HOW TO COMPLETE THIS TASK — Across the records, count every line that includes "content" and give the number by itself.

EXTRACTED ENTRIES: Begin

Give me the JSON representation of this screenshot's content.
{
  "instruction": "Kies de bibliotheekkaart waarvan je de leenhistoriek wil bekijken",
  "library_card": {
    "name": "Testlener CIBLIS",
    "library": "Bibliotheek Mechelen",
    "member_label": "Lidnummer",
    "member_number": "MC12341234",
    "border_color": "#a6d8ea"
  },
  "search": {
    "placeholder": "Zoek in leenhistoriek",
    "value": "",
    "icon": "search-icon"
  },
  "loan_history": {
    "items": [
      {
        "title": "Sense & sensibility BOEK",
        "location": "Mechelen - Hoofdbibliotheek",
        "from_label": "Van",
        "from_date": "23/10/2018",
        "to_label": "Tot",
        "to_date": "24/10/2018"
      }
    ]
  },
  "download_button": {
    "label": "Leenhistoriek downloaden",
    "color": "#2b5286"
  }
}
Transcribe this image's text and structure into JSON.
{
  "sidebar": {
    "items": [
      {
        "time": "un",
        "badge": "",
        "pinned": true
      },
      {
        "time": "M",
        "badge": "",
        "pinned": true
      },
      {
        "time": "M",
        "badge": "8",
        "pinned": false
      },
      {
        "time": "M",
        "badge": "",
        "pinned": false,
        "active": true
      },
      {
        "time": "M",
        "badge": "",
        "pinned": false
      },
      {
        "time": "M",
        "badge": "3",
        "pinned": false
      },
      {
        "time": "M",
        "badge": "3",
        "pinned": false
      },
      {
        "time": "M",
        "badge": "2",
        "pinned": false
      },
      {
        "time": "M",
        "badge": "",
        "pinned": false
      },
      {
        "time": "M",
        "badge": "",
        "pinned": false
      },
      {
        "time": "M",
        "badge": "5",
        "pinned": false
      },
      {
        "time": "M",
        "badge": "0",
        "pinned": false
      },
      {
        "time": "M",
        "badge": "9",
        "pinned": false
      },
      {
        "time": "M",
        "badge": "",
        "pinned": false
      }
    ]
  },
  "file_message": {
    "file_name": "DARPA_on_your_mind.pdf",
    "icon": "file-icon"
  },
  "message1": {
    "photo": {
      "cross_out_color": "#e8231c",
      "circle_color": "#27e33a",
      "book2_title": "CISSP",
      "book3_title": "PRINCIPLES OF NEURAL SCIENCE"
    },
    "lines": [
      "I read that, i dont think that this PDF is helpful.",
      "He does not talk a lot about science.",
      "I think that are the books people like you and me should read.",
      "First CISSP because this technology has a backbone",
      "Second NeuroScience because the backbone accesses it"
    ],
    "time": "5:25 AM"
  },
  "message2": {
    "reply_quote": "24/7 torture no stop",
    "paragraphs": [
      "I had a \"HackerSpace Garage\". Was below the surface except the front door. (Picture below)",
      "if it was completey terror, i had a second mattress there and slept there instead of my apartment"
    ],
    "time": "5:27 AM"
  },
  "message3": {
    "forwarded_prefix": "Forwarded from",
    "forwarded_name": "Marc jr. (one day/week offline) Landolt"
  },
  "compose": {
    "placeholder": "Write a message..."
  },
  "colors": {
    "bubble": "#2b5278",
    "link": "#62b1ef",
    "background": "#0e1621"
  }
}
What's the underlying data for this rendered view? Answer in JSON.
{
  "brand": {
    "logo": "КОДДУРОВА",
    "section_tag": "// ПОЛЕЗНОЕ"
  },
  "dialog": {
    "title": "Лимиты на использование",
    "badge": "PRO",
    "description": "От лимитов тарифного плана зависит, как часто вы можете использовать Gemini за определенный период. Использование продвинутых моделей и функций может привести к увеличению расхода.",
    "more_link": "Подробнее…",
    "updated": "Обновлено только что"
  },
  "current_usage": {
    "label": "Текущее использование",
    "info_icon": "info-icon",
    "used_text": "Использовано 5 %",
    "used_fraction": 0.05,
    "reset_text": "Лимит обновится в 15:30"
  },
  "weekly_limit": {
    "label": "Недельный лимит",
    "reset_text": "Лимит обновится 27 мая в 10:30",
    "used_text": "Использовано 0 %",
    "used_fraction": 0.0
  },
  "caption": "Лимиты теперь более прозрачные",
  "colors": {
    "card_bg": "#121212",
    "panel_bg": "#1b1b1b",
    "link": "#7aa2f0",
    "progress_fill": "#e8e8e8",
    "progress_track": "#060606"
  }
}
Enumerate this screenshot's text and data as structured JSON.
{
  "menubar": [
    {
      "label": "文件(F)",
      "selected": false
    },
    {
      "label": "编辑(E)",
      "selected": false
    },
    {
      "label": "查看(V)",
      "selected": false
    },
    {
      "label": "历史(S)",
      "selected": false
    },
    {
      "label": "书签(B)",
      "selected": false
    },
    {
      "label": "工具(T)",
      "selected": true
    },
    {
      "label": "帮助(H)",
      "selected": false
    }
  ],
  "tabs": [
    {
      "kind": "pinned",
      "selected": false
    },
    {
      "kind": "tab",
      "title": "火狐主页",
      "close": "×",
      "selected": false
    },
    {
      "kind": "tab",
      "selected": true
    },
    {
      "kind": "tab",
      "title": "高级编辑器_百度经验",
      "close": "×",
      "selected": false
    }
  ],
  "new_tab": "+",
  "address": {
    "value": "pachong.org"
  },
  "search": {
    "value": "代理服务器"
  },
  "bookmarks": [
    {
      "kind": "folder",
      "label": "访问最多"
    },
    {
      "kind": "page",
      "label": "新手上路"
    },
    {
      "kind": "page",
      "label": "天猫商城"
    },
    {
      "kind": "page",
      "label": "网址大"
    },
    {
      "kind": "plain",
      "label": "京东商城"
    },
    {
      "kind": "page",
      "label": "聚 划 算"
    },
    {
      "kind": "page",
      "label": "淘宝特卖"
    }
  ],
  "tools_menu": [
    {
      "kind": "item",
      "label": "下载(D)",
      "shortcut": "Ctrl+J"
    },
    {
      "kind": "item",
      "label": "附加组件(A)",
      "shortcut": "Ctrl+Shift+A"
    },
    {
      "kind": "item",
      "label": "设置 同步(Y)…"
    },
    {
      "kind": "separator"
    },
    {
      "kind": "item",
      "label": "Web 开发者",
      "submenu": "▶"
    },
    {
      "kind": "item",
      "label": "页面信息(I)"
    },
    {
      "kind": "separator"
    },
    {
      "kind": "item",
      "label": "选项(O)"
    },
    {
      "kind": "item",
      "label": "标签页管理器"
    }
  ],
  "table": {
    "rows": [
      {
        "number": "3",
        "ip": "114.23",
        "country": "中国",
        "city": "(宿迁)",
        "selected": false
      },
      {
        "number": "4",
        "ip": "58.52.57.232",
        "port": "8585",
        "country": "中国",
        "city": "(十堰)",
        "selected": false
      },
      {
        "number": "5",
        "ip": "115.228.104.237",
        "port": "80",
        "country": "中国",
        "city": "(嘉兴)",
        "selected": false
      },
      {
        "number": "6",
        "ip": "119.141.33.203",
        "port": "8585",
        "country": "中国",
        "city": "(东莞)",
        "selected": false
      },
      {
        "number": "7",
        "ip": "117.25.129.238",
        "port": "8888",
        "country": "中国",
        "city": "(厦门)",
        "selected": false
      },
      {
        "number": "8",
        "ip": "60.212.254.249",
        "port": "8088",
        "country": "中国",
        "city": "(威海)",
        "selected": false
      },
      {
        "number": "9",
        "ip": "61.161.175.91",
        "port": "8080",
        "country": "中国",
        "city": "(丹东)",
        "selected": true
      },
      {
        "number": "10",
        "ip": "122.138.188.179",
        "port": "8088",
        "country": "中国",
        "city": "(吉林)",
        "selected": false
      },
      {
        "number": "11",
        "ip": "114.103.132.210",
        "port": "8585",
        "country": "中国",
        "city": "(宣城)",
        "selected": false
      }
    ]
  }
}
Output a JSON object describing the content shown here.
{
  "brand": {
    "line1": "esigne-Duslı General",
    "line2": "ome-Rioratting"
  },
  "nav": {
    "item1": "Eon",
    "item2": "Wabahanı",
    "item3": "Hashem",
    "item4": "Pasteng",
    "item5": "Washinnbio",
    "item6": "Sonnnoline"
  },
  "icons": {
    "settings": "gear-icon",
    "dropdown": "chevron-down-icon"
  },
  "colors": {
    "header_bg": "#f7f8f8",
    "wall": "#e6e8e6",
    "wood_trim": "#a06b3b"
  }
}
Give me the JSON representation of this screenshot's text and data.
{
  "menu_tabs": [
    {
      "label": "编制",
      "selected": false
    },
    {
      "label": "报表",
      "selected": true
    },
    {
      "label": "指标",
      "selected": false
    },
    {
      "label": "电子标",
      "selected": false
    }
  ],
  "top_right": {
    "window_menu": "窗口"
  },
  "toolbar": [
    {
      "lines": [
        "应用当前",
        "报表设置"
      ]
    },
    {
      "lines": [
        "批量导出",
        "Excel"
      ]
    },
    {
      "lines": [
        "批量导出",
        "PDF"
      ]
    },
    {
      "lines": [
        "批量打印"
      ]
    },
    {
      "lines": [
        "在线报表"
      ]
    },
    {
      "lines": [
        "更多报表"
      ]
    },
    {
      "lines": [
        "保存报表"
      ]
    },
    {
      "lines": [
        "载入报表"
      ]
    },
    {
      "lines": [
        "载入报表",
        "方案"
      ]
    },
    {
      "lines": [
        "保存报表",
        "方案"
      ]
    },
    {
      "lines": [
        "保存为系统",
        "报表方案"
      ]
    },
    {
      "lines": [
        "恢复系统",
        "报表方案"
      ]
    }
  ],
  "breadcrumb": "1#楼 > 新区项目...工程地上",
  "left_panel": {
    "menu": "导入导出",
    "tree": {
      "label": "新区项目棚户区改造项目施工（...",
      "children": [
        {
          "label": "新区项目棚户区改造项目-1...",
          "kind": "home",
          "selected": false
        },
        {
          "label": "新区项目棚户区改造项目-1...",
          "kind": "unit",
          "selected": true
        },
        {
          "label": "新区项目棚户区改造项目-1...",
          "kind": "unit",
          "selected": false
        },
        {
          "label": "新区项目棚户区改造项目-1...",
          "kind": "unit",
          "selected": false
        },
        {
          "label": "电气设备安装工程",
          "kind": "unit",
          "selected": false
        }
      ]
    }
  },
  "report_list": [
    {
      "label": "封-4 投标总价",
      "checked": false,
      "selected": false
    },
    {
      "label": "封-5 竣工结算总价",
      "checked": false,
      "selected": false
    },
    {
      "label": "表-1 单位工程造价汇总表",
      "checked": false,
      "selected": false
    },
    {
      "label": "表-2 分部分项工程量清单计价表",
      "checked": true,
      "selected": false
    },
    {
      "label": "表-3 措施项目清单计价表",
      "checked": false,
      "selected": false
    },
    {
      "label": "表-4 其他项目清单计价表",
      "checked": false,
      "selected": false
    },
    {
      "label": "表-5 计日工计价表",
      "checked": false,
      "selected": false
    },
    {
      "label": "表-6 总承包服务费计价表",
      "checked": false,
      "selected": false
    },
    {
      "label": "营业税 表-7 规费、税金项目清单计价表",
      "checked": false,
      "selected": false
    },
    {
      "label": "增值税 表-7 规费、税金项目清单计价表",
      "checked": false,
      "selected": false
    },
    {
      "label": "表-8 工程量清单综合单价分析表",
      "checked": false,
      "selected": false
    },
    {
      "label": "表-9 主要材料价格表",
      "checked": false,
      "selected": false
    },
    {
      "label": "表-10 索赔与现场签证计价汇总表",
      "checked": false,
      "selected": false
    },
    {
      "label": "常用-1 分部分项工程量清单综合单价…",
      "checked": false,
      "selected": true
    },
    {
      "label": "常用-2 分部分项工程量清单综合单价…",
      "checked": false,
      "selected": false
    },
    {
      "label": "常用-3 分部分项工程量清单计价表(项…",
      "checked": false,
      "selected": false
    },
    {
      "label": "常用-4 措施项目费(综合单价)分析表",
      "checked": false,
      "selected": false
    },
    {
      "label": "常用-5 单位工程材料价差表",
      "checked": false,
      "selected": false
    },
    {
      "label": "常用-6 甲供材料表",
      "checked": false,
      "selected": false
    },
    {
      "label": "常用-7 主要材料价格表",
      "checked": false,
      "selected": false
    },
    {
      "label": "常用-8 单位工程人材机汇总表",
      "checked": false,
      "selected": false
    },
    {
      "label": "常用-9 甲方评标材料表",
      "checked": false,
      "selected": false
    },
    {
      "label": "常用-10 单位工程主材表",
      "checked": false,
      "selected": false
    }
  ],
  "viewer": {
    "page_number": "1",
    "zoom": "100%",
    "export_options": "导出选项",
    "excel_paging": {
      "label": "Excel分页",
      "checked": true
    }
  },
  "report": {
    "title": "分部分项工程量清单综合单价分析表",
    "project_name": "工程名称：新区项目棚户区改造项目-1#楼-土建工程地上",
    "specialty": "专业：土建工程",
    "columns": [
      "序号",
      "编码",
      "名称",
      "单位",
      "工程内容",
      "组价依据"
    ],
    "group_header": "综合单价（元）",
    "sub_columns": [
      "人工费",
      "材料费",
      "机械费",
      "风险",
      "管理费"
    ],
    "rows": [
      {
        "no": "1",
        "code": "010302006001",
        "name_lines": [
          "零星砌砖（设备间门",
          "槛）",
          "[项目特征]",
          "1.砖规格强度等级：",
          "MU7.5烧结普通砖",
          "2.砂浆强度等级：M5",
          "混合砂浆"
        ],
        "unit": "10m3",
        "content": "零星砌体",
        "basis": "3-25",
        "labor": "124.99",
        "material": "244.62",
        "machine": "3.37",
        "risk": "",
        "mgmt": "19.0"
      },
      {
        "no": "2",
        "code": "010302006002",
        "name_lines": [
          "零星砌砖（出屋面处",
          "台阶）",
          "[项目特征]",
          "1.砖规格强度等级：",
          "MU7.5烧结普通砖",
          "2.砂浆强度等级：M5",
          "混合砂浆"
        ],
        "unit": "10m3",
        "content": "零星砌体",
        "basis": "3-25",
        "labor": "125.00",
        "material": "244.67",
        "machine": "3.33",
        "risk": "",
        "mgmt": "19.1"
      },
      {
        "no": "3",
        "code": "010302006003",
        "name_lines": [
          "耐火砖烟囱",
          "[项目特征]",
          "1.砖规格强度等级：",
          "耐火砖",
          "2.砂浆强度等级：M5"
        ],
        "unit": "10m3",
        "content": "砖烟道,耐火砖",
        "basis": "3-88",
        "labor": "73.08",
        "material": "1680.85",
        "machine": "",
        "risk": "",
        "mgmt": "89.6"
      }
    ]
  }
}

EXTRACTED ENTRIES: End

SOLUTION FOR THIS EXERCISE — 5